**TO DO**
Restate the whole of the data verbatim, omitting nothing.

[Web page and app entries]
-.-.-

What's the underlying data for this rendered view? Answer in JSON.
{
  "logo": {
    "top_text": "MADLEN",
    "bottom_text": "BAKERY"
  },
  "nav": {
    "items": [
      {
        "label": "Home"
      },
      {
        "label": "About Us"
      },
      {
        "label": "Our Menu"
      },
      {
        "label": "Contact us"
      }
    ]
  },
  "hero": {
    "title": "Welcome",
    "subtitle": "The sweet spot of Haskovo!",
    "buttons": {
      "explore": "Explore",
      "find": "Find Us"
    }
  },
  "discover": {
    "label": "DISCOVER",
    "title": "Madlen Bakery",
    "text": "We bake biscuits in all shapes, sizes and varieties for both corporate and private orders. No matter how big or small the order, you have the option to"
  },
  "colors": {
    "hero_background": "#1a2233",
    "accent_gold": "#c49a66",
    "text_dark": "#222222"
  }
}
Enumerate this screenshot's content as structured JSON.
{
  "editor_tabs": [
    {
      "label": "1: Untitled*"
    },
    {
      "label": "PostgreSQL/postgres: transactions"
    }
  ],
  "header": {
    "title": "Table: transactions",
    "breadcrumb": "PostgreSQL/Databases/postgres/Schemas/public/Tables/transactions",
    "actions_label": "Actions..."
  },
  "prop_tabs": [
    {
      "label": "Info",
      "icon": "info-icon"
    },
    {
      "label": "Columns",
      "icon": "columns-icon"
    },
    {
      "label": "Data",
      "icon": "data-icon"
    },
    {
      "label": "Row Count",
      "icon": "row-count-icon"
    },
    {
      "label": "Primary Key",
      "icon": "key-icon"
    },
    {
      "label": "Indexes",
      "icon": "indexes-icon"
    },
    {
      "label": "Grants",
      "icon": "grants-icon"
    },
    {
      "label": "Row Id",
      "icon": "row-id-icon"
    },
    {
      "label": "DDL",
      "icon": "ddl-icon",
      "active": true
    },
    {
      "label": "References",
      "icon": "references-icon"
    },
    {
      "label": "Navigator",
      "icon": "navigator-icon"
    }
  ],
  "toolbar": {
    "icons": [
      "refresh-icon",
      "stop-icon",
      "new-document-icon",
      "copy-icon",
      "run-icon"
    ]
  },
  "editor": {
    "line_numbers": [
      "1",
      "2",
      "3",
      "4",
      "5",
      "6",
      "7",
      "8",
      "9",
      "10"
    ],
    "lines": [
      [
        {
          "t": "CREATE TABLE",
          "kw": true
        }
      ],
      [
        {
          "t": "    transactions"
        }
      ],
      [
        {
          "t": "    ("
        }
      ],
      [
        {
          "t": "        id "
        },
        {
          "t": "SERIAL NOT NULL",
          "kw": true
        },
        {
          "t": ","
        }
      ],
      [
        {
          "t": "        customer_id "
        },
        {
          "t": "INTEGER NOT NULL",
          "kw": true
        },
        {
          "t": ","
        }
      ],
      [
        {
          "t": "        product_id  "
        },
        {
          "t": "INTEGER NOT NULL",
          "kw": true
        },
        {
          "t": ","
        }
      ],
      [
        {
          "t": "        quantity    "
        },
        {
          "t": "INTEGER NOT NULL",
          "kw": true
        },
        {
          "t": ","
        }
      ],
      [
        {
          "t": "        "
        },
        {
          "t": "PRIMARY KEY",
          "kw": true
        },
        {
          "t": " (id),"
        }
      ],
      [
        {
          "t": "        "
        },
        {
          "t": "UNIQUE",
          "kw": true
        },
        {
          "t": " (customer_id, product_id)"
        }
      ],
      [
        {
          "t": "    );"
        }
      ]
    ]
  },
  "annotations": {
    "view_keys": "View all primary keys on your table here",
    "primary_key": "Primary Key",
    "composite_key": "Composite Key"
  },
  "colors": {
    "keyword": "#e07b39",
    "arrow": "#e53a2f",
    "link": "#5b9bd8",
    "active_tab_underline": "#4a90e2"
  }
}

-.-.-

**ANSWER SPACE**
What's the underlying data for this rendered view? Answer in JSON.
{
  "logo": {
    "top_text": "MADLEN",
    "bottom_text": "BAKERY"
  },
  "nav": {
    "items": [
      {
        "label": "Home"
      },
      {
        "label": "About Us"
      },
      {
        "label": "Our Menu"
      },
      {
        "label": "Contact us"
      }
    ]
  },
  "hero": {
    "title": "Welcome",
    "subtitle": "The sweet spot of Haskovo!",
    "buttons": {
      "explore": "Explore",
      "find": "Find Us"
    }
  },
  "discover": {
    "label": "DISCOVER",
    "title": "Madlen Bakery",
    "text": "We bake biscuits in all shapes, sizes and varieties for both corporate and private orders. No matter how big or small the order, you have the option to"
  },
  "colors": {
    "hero_background": "#1a2233",
    "accent_gold": "#c49a66",
    "text_dark": "#222222"
  }
}
Enumerate this screenshot's content as structured JSON.
{
  "editor_tabs": [
    {
      "label": "1: Untitled*"
    },
    {
      "label": "PostgreSQL/postgres: transactions"
    }
  ],
  "header": {
    "title": "Table: transactions",
    "breadcrumb": "PostgreSQL/Databases/postgres/Schemas/public/Tables/transactions",
    "actions_label": "Actions..."
  },
  "prop_tabs": [
    {
      "label": "Info",
      "icon": "info-icon"
    },
    {
      "label": "Columns",
      "icon": "columns-icon"
    },
    {
      "label": "Data",
      "icon": "data-icon"
    },
    {
      "label": "Row Count",
      "icon": "row-count-icon"
    },
    {
      "label": "Primary Key",
      "icon": "key-icon"
    },
    {
      "label": "Indexes",
      "icon": "indexes-icon"
    },
    {
      "label": "Grants",
      "icon": "grants-icon"
    },
    {
      "label": "Row Id",
      "icon": "row-id-icon"
    },
    {
      "label": "DDL",
      "icon": "ddl-icon",
      "active": true
    },
    {
      "label": "References",
      "icon": "references-icon"
    },
    {
      "label": "Navigator",
      "icon": "navigator-icon"
    }
  ],
  "toolbar": {
    "icons": [
      "refresh-icon",
      "stop-icon",
      "new-document-icon",
      "copy-icon",
      "run-icon"
    ]
  },
  "editor": {
    "line_numbers": [
      "1",
      "2",
      "3",
      "4",
      "5",
      "6",
      "7",
      "8",
      "9",
      "10"
    ],
    "lines": [
      [
        {
          "t": "CREATE TABLE",
          "kw": true
        }
      ],
      [
        {
          "t": "    transactions"
        }
      ],
      [
        {
          "t": "    ("
        }
      ],
      [
        {
          "t": "        id "
        },
        {
          "t": "SERIAL NOT NULL",
          "kw": true
        },
        {
          "t": ","
        }
      ],
      [
        {
          "t": "        customer_id "
        },
        {
          "t": "INTEGER NOT NULL",
          "kw": true
        },
        {
          "t": ","
        }
      ],
      [
        {
          "t": "        product_id  "
        },
        {
          "t": "INTEGER NOT NULL",
          "kw": true
        },
        {
          "t": ","
        }
      ],
      [
        {
          "t": "        quantity    "
        },
        {
          "t": "INTEGER NOT NULL",
          "kw": true
        },
        {
          "t": ","
        }
      ],
      [
        {
          "t": "        "
        },
        {
          "t": "PRIMARY KEY",
          "kw": true
        },
        {
          "t": " (id),"
        }
      ],
      [
        {
          "t": "        "
        },
        {
          "t": "UNIQUE",
          "kw": true
        },
        {
          "t": " (customer_id, product_id)"
        }
      ],
      [
        {
          "t": "    );"
        }
      ]
    ]
  },
  "annotations": {
    "view_keys": "View all primary keys on your table here",
    "primary_key": "Primary Key",
    "composite_key": "Composite Key"
  },
  "colors": {
    "keyword": "#e07b39",
    "arrow": "#e53a2f",
    "link": "#5b9bd8",
    "active_tab_underline": "#4a90e2"
  }
}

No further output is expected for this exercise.